### EXERCISE REQUIREMENTS
Using the listing that follows, filter out every line lacking the string "vite" and return the rest.

### INFORMATION
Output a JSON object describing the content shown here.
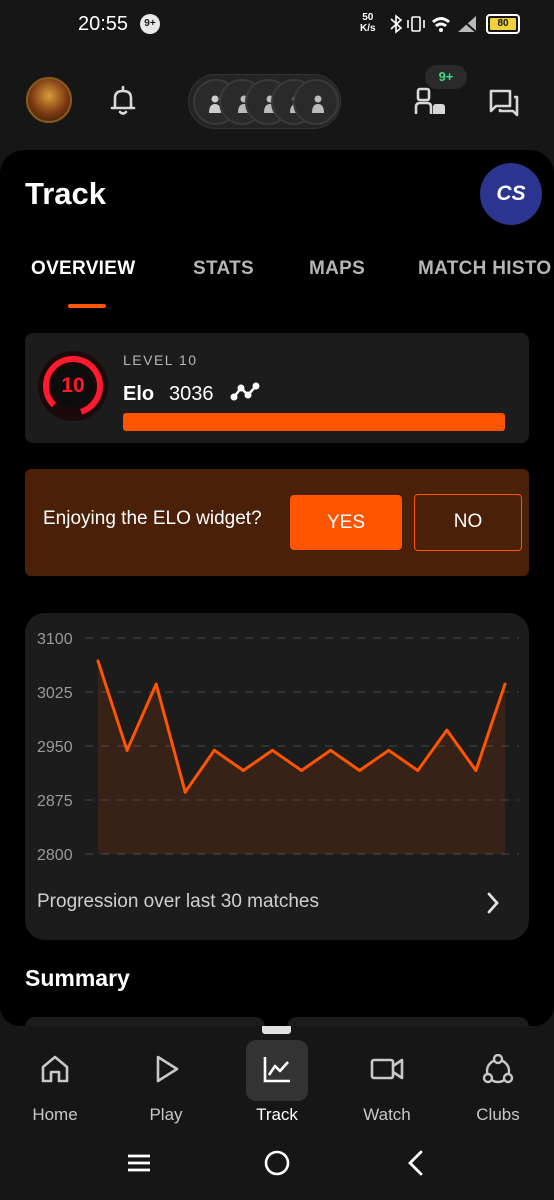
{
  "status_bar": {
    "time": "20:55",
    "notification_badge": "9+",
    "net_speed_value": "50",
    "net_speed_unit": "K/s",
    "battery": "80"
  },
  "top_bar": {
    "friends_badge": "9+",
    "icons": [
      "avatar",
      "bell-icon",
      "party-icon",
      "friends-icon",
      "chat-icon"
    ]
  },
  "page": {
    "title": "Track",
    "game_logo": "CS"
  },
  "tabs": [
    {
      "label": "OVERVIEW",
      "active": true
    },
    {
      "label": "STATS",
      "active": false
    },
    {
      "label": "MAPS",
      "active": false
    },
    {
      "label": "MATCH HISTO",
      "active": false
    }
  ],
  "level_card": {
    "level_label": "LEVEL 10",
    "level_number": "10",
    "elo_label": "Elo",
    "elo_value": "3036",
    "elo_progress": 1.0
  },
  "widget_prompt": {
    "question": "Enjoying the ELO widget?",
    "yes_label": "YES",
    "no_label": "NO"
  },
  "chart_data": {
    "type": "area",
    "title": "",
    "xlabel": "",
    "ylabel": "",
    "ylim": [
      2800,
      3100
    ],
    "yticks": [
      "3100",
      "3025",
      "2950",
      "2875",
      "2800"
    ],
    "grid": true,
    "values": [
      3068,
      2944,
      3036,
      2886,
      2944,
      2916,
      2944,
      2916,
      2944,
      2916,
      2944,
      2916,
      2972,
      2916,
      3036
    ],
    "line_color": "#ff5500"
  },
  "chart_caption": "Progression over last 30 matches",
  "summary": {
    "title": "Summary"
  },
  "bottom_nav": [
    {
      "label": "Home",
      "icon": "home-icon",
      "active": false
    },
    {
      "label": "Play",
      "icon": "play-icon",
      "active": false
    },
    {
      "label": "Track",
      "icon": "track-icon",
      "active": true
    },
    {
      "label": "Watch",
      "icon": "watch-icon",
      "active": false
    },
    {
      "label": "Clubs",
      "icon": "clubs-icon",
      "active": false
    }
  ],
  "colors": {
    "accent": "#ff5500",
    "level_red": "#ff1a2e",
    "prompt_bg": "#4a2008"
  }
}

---

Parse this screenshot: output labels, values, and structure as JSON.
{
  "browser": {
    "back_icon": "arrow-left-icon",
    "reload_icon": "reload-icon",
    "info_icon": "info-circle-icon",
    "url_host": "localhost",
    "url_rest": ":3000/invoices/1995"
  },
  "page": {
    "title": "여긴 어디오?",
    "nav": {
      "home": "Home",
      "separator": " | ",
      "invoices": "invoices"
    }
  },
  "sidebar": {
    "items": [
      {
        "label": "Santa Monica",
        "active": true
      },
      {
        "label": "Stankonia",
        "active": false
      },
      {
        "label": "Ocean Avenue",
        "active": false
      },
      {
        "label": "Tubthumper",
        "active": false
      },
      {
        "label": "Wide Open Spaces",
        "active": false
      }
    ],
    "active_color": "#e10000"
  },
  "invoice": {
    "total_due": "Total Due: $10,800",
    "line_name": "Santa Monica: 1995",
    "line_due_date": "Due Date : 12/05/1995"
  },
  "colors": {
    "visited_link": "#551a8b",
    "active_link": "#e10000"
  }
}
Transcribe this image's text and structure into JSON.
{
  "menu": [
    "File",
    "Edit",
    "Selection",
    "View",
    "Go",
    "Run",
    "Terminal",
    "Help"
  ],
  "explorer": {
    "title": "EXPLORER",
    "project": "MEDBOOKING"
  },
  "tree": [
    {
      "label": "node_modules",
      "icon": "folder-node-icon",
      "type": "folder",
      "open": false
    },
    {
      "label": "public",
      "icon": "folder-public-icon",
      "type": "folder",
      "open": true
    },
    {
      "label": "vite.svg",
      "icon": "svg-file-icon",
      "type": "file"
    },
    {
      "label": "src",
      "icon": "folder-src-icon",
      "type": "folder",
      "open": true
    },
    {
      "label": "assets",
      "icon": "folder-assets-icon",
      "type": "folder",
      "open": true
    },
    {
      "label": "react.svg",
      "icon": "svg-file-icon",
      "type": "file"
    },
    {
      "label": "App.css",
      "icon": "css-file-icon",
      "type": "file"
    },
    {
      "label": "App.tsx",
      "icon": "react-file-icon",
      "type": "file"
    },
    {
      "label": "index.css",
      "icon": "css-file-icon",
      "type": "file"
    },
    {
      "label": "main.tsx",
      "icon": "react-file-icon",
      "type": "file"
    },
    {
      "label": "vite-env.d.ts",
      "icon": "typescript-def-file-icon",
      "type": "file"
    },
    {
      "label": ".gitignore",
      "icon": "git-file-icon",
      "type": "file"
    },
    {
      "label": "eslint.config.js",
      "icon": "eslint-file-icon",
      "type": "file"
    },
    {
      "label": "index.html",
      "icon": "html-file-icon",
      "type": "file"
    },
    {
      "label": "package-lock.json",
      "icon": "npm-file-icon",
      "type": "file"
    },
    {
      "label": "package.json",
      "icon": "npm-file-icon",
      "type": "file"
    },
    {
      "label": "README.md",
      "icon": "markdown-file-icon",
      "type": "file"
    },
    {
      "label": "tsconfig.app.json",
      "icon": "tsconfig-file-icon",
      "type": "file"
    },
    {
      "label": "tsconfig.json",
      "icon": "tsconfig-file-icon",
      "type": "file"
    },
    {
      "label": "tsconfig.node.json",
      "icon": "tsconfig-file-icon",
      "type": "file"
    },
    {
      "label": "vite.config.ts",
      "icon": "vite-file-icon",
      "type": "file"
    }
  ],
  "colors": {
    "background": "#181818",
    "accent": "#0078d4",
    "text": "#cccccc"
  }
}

### SOLUTION FOR THIS TASK
      "label": "vite.svg",
      "label": "vite-env.d.ts",
      "label": "vite.config.ts",
      "icon": "vite-file-icon",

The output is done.